The Duality of Hyperlinks

Cells can contain two types of hyperlinks. There’s the embedded kind that you create using Insert – Hyperlink and the formula kind that you create using the HYPERLINK function. The function kind is nice because you can make the address and display text dynamic without using VBA. They’re just text arguments to a function and any function that modifies text can be used to modify them.

If you have HYPERLINK in a cell, the Insert – Hyperlink control is disabled (grayed out). Excel is wise enough to know that you shouldn’t have both kinds of hyperlinks in a cell. But it’s only half wise. Excel does not stop you from entering a HYPERLINK formula in a cell with an embedded hyperlink. If you do, you can end up with what seems like two hyperlinks in one cell.

I say “seems like” because Excel only recognizes one. And to be even more precise, it recognizes pieces of both hyperlinks to make one. Let me explain. If I type a URL in a cell, Excel converts it into a hyperlink. (Pro Tip: Press Ctrl+Z immediately after the conversion to undo the conversion, but keep the text). Let’s say I copy that down a few cells.

Now let’s say that I edit these cells to contain a HYPERLINK formula with a different address and a different display text. In this case, I’ve change the address by adding “my” in front of it and change the display text from the URL to the word “blog”.
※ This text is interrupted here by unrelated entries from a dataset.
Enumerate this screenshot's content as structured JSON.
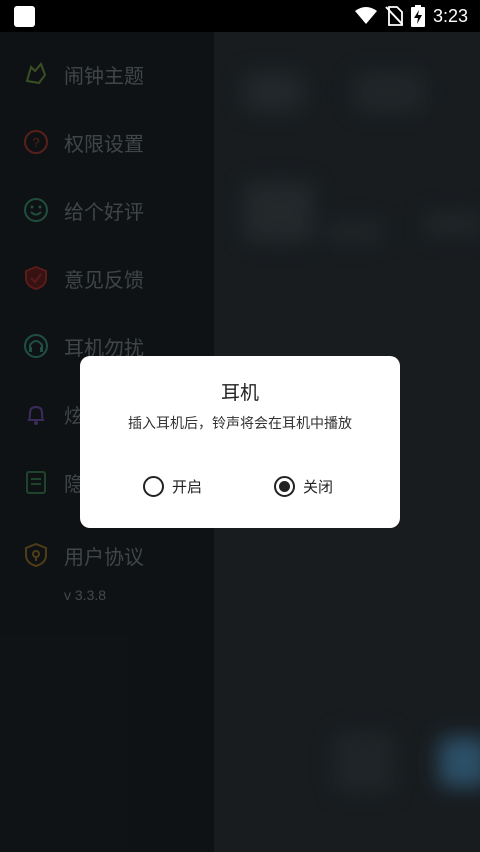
{
  "status_bar": {
    "time": "3:23",
    "icons": [
      "notification-icon",
      "wifi-icon",
      "no-sim-icon",
      "battery-charging-icon"
    ]
  },
  "drawer": {
    "items": [
      {
        "label": "闹钟主题",
        "icon": "theme-icon",
        "color": "#4e6a2f"
      },
      {
        "label": "权限设置",
        "icon": "question-icon",
        "color": "#7a2a24"
      },
      {
        "label": "给个好评",
        "icon": "smile-icon",
        "color": "#2a6a4e"
      },
      {
        "label": "意见反馈",
        "icon": "shield-check-icon",
        "color": "#7a2424"
      },
      {
        "label": "耳机勿扰",
        "icon": "headphones-icon",
        "color": "#2a6a5a"
      },
      {
        "label": "炫",
        "icon": "bell-icon",
        "color": "#4e3a7a"
      },
      {
        "label": "隐",
        "icon": "document-icon",
        "color": "#2a5a3a"
      },
      {
        "label": "用户协议",
        "icon": "lock-shield-icon",
        "color": "#6a5020"
      }
    ],
    "version": "v 3.3.8"
  },
  "dialog": {
    "title": "耳机",
    "message": "插入耳机后，铃声将会在耳机中播放",
    "options": [
      {
        "label": "开启",
        "checked": false
      },
      {
        "label": "关闭",
        "checked": true
      }
    ]
  }
}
If I hover over the new hyperlink, check what happens. There are three important properties of hyperlinks: Address (where it goes when you click), Text to Display (what shows up in the cell), and Tooltip (what pops up when you hover). With two hyperlinks, it appears that the Address and tooltip are driven by the embedded hyperlink and the Text to Display is driven by the formula.
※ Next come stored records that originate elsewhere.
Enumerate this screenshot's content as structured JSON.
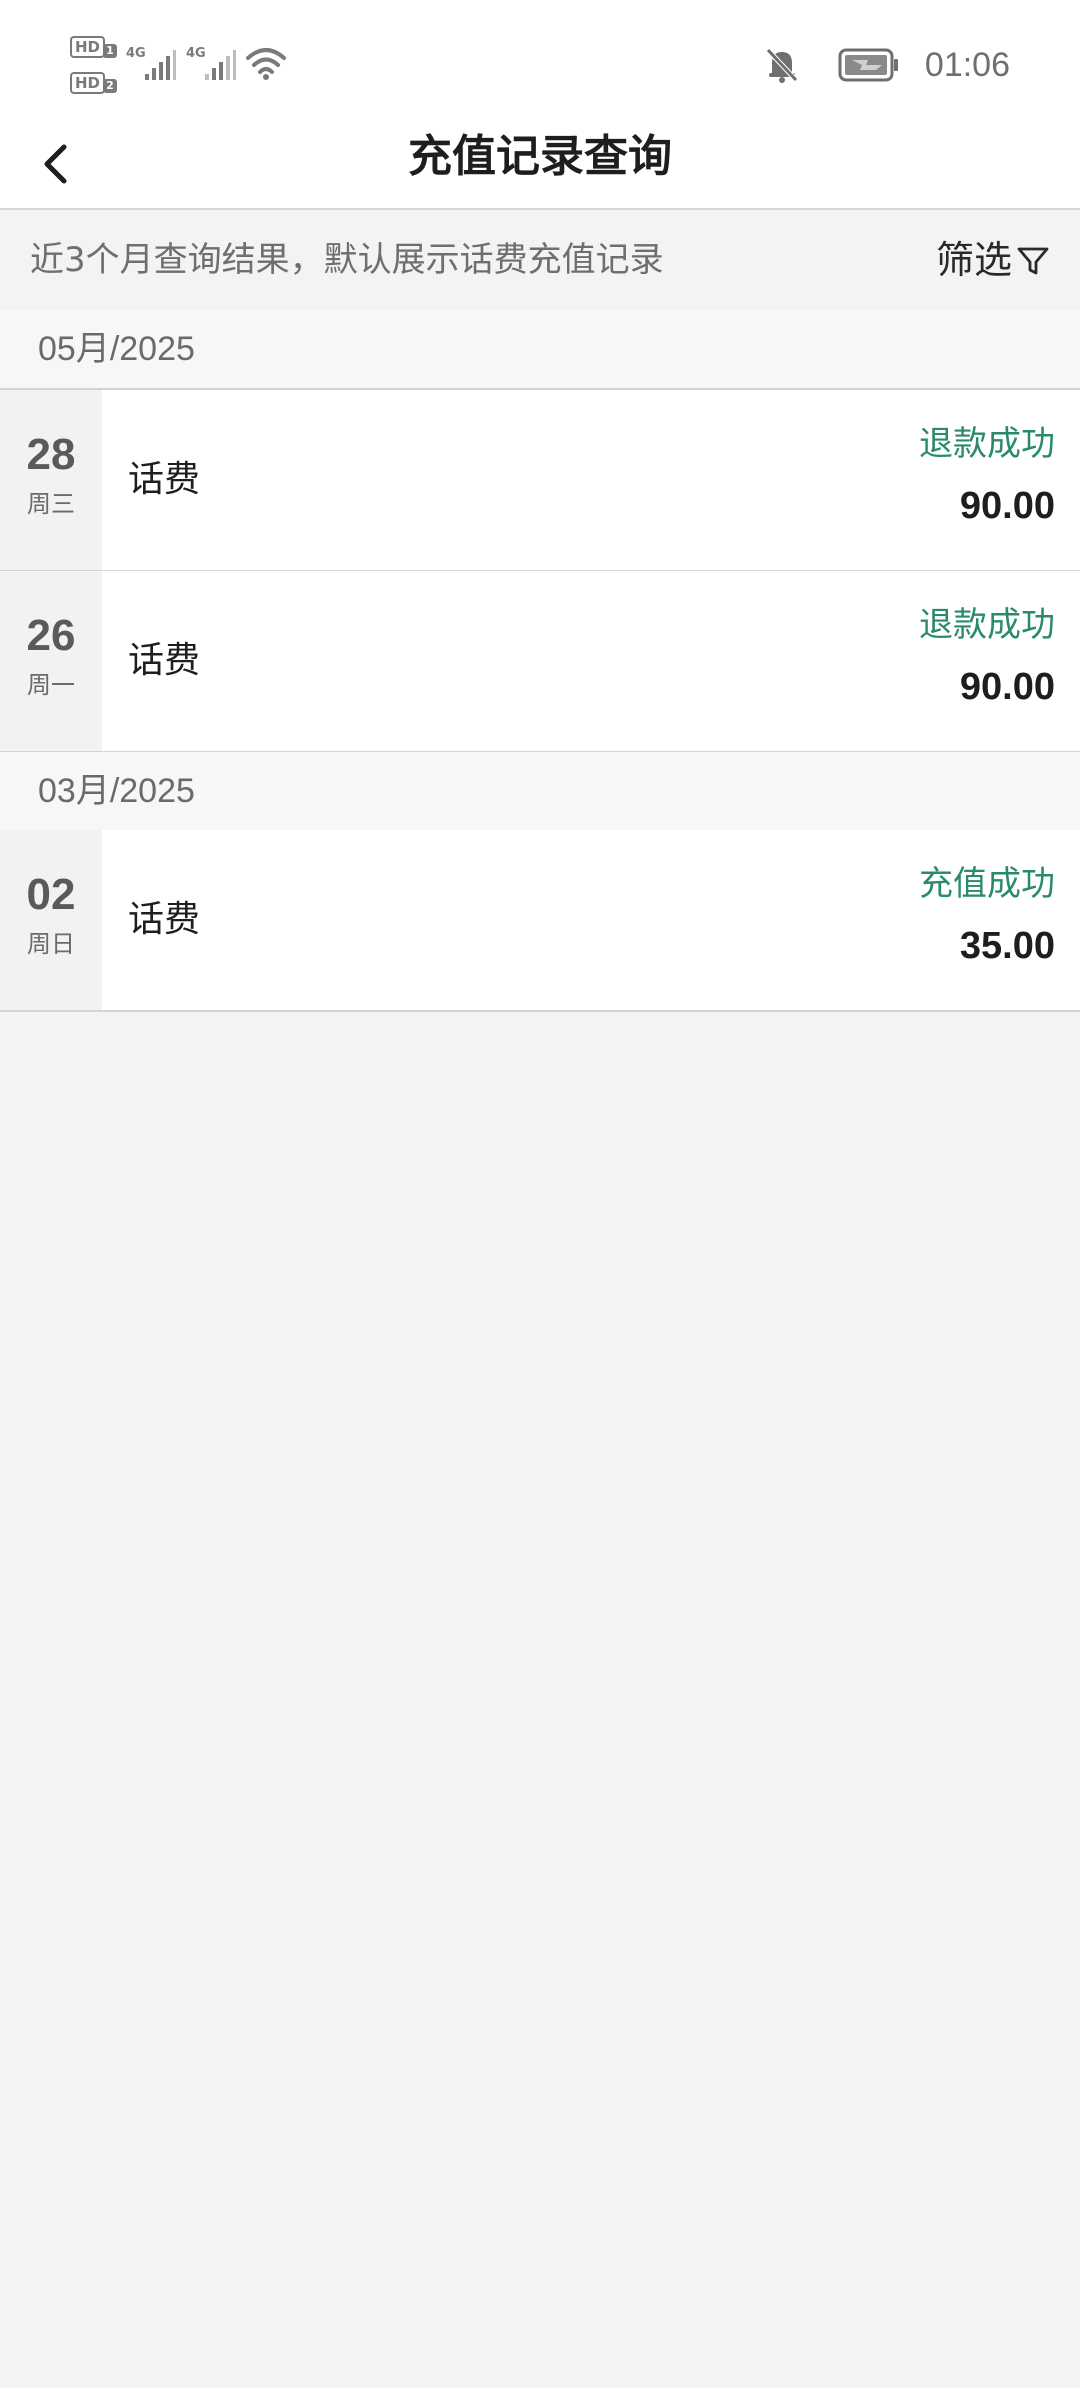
{
  "status_bar": {
    "sim1": "HD",
    "sim1_index": "1",
    "sim2": "HD",
    "sim2_index": "2",
    "net1": "4G",
    "net2": "4G",
    "time": "01:06",
    "icons": [
      "signal-icon",
      "wifi-icon",
      "mute-bell-icon",
      "battery-charging-icon"
    ]
  },
  "header": {
    "title": "充值记录查询",
    "back_icon": "chevron-left-icon"
  },
  "filter_bar": {
    "note": "近3个月查询结果，默认展示话费充值记录",
    "filter_label": "筛选",
    "filter_icon": "funnel-icon"
  },
  "groups": [
    {
      "month": "05月/2025",
      "records": [
        {
          "day": "28",
          "weekday": "周三",
          "type": "话费",
          "status": "退款成功",
          "amount": "90.00"
        },
        {
          "day": "26",
          "weekday": "周一",
          "type": "话费",
          "status": "退款成功",
          "amount": "90.00"
        }
      ]
    },
    {
      "month": "03月/2025",
      "records": [
        {
          "day": "02",
          "weekday": "周日",
          "type": "话费",
          "status": "充值成功",
          "amount": "35.00"
        }
      ]
    }
  ],
  "colors": {
    "status_green": "#2a8a6e",
    "background": "#f3f3f3"
  }
}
I don’t know why it happens this way. I can’t even come up with a good story about how it’s an unintended consequence of some design decisions on Microsoft’s part. But it is what it is. I don’t know of any quick way to fix this through the user interface, but I wrote a macro to fix it.
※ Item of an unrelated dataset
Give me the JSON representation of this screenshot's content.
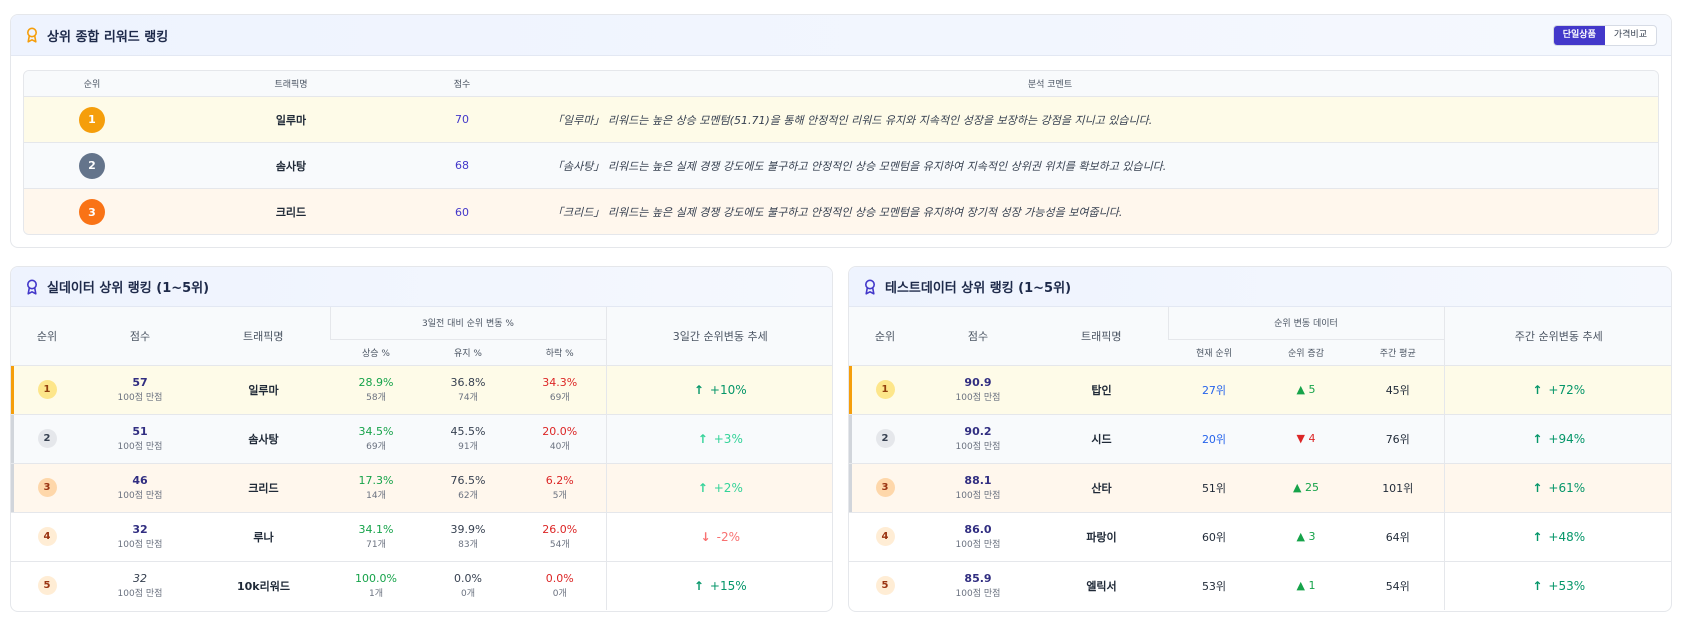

The code removes the embedded hyperlink and leaves the formula. The line that sets the formula equal to the formula is get the blue underline formatting back. The traditional hyperlink formatting disappears when you delete the hyperlink even though the formula remains. You can see that the tooltip now draws from the only remaining hyperlink, the formula one.